#### What the task requires:
The answer must be every line below that contains the string "title".

#### Material for this task:
----------

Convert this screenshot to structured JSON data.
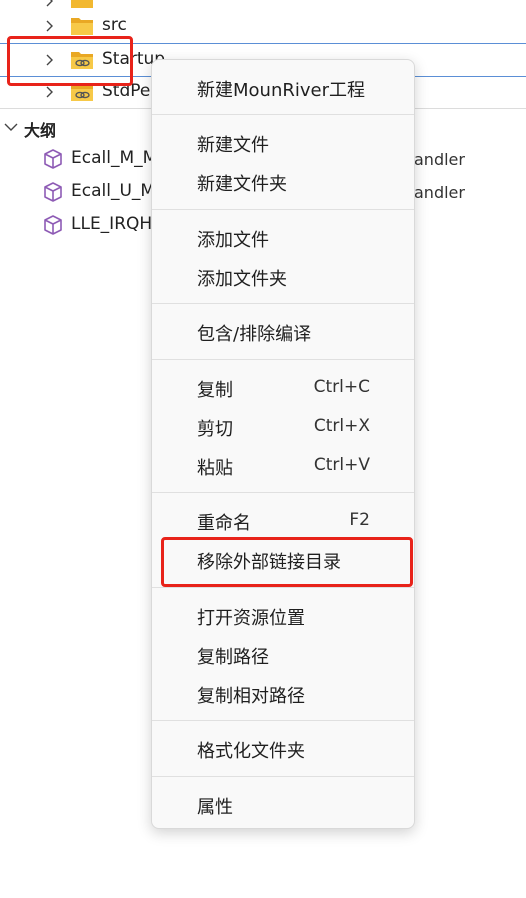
{
  "explorer": {
    "rows": [
      {
        "label": "src"
      },
      {
        "label": "Startup"
      },
      {
        "label": "StdPe"
      }
    ]
  },
  "outline": {
    "title": "大纲",
    "items": [
      {
        "label": "Ecall_M_M"
      },
      {
        "label": "Ecall_U_M"
      },
      {
        "label": "LLE_IRQH"
      }
    ],
    "truncated_suffixes": [
      "andler",
      "andler"
    ]
  },
  "context_menu": {
    "groups": [
      [
        {
          "label": "新建MounRiver工程",
          "shortcut": ""
        }
      ],
      [
        {
          "label": "新建文件",
          "shortcut": ""
        },
        {
          "label": "新建文件夹",
          "shortcut": ""
        }
      ],
      [
        {
          "label": "添加文件",
          "shortcut": ""
        },
        {
          "label": "添加文件夹",
          "shortcut": ""
        }
      ],
      [
        {
          "label": "包含/排除编译",
          "shortcut": ""
        }
      ],
      [
        {
          "label": "复制",
          "shortcut": "Ctrl+C"
        },
        {
          "label": "剪切",
          "shortcut": "Ctrl+X"
        },
        {
          "label": "粘贴",
          "shortcut": "Ctrl+V"
        }
      ],
      [
        {
          "label": "重命名",
          "shortcut": "F2"
        },
        {
          "label": "移除外部链接目录",
          "shortcut": ""
        }
      ],
      [
        {
          "label": "打开资源位置",
          "shortcut": ""
        },
        {
          "label": "复制路径",
          "shortcut": ""
        },
        {
          "label": "复制相对路径",
          "shortcut": ""
        }
      ],
      [
        {
          "label": "格式化文件夹",
          "shortcut": ""
        }
      ],
      [
        {
          "label": "属性",
          "shortcut": ""
        }
      ]
    ]
  },
  "colors": {
    "highlight_red": "#e8231a",
    "selection_blue": "#5b8fd6",
    "folder_yellow": "#f2b830",
    "cube_purple": "#8e5bb5"
  }
}
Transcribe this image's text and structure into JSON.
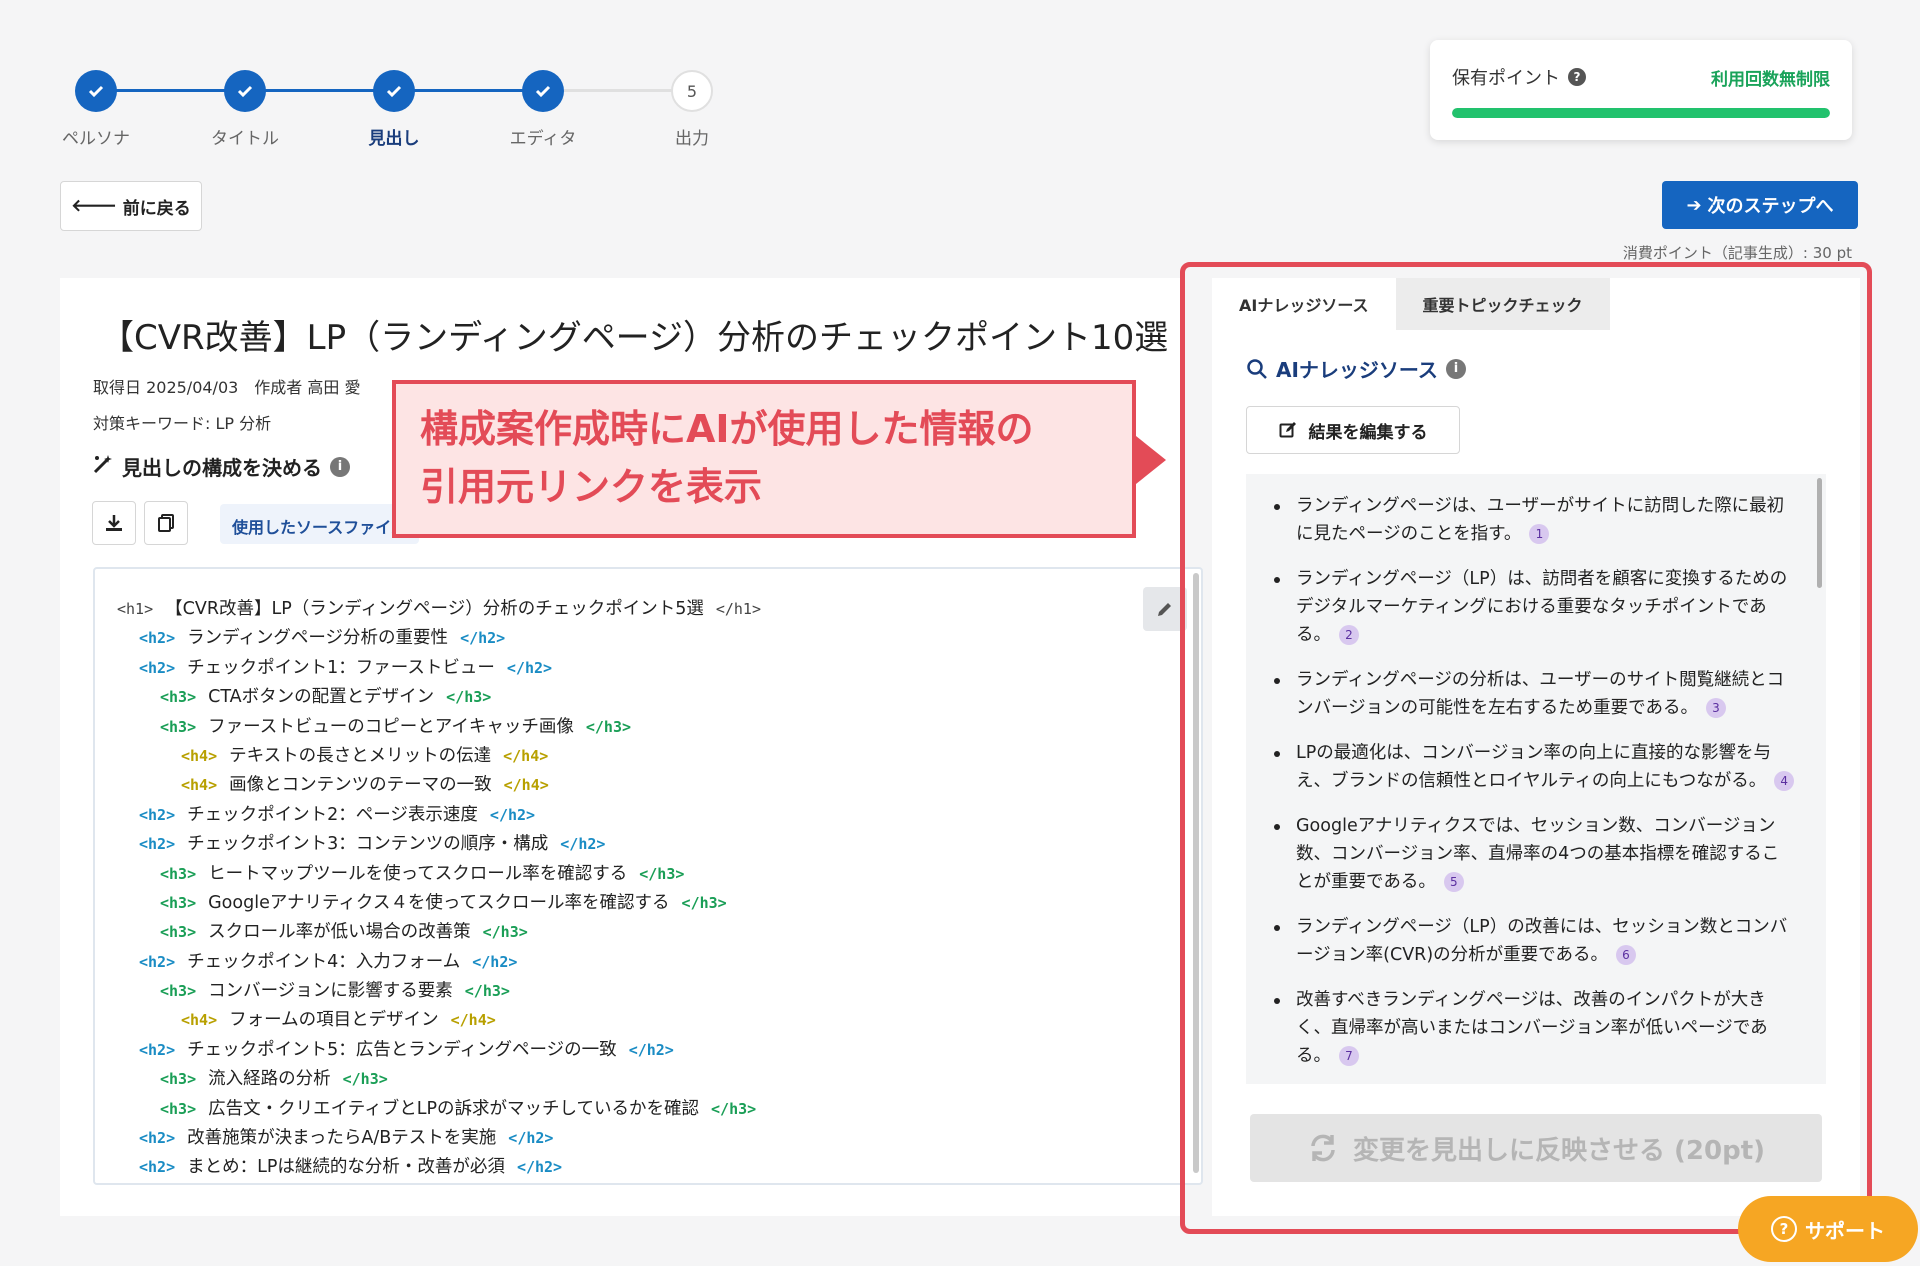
{
  "stepper": {
    "steps": [
      {
        "label": "ペルソナ",
        "state": "done"
      },
      {
        "label": "タイトル",
        "state": "done"
      },
      {
        "label": "見出し",
        "state": "done",
        "active": true
      },
      {
        "label": "エディタ",
        "state": "done"
      },
      {
        "label": "出力",
        "state": "pending",
        "number": "5"
      }
    ]
  },
  "points": {
    "title": "保有ポイント",
    "status": "利用回数無制限",
    "fill_fraction": 1.0
  },
  "nav": {
    "back_label": "前に戻る",
    "next_label": "次のステップへ",
    "consume_text": "消費ポイント（記事生成）: 30 pt"
  },
  "article": {
    "title": "【CVR改善】LP（ランディングページ）分析のチェックポイント10選",
    "meta_line": "取得日 2025/04/03　作成者 高田 愛",
    "keyword_line": "対策キーワード: LP 分析",
    "section_heading": "見出しの構成を決める",
    "source_tag": "使用したソースファイル"
  },
  "outline": [
    {
      "level": "h1",
      "text": "【CVR改善】LP（ランディングページ）分析のチェックポイント5選"
    },
    {
      "level": "h2",
      "text": "ランディングページ分析の重要性"
    },
    {
      "level": "h2",
      "text": "チェックポイント1：ファーストビュー"
    },
    {
      "level": "h3",
      "text": "CTAボタンの配置とデザイン"
    },
    {
      "level": "h3",
      "text": "ファーストビューのコピーとアイキャッチ画像"
    },
    {
      "level": "h4",
      "text": "テキストの長さとメリットの伝達"
    },
    {
      "level": "h4",
      "text": "画像とコンテンツのテーマの一致"
    },
    {
      "level": "h2",
      "text": "チェックポイント2：ページ表示速度"
    },
    {
      "level": "h2",
      "text": "チェックポイント3：コンテンツの順序・構成"
    },
    {
      "level": "h3",
      "text": "ヒートマップツールを使ってスクロール率を確認する"
    },
    {
      "level": "h3",
      "text": "Googleアナリティクス４を使ってスクロール率を確認する"
    },
    {
      "level": "h3",
      "text": "スクロール率が低い場合の改善策"
    },
    {
      "level": "h2",
      "text": "チェックポイント4：入力フォーム"
    },
    {
      "level": "h3",
      "text": "コンバージョンに影響する要素"
    },
    {
      "level": "h4",
      "text": "フォームの項目とデザイン"
    },
    {
      "level": "h2",
      "text": "チェックポイント5：広告とランディングページの一致"
    },
    {
      "level": "h3",
      "text": "流入経路の分析"
    },
    {
      "level": "h3",
      "text": "広告文・クリエイティブとLPの訴求がマッチしているかを確認"
    },
    {
      "level": "h2",
      "text": "改善施策が決まったらA/Bテストを実施"
    },
    {
      "level": "h2",
      "text": "まとめ：LPは継続的な分析・改善が必須"
    }
  ],
  "right": {
    "tabs": [
      "AIナレッジソース",
      "重要トピックチェック"
    ],
    "heading": "AIナレッジソース",
    "edit_label": "結果を編集する",
    "items": [
      {
        "text": "ランディングページは、ユーザーがサイトに訪問した際に最初に見たページのことを指す。",
        "cite": "1"
      },
      {
        "text": "ランディングページ（LP）は、訪問者を顧客に変換するためのデジタルマーケティングにおける重要なタッチポイントである。",
        "cite": "2"
      },
      {
        "text": "ランディングページの分析は、ユーザーのサイト閲覧継続とコンバージョンの可能性を左右するため重要である。",
        "cite": "3"
      },
      {
        "text": "LPの最適化は、コンバージョン率の向上に直接的な影響を与え、ブランドの信頼性とロイヤルティの向上にもつながる。",
        "cite": "4"
      },
      {
        "text": "Googleアナリティクスでは、セッション数、コンバージョン数、コンバージョン率、直帰率の4つの基本指標を確認することが重要である。",
        "cite": "5"
      },
      {
        "text": "ランディングページ（LP）の改善には、セッション数とコンバージョン率(CVR)の分析が重要である。",
        "cite": "6"
      },
      {
        "text": "改善すべきランディングページは、改善のインパクトが大きく、直帰率が高いまたはコンバージョン率が低いページである。",
        "cite": "7"
      }
    ],
    "apply_label": "変更を見出しに反映させる (20pt)"
  },
  "annotation": {
    "line1": "構成案作成時にAIが使用した情報の",
    "line2": "引用元リンクを表示"
  },
  "support_label": "サポート",
  "colors": {
    "primary": "#1565c0",
    "success": "#22c26d",
    "annotation": "#e34b57",
    "support": "#f6a623"
  }
}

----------

#### Answer box:
    "title": "大纲",
    "title": "保有ポイント",
    "title": "【CVR改善】LP（ランディングページ）分析のチェックポイント10選",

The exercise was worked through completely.